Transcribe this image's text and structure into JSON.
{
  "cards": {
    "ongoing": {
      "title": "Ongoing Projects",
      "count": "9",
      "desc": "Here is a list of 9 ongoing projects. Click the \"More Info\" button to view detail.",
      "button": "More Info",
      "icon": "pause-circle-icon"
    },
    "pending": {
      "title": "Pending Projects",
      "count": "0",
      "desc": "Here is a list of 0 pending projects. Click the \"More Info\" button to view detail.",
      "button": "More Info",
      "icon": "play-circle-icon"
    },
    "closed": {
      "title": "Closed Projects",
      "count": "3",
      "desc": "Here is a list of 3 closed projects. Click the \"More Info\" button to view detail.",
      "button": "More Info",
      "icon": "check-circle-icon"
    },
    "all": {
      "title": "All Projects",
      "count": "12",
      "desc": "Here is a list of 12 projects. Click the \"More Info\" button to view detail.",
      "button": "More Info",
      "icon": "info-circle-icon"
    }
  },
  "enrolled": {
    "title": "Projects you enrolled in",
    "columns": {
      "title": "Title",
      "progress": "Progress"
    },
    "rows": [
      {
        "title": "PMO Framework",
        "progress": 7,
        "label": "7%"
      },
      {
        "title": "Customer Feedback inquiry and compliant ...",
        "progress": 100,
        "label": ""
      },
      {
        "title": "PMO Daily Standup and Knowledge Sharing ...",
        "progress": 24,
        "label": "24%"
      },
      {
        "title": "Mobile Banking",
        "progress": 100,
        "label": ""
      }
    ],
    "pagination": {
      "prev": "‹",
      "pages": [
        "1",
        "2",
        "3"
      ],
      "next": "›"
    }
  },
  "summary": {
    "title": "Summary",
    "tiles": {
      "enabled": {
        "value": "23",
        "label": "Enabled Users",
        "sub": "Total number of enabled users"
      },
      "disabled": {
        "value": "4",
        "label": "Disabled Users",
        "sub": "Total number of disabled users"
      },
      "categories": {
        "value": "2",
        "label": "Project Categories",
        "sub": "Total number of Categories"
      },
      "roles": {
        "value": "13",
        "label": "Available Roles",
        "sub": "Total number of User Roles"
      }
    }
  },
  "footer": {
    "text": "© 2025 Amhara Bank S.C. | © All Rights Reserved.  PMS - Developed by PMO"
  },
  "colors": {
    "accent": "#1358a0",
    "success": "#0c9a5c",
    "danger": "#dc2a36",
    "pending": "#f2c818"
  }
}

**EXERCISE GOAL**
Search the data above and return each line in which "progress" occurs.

**EXPECTED OUTPUT**
      "progress": "Progress"
        "progress": 7,
        "progress": 100,
        "progress": 24,
        "progress": 100,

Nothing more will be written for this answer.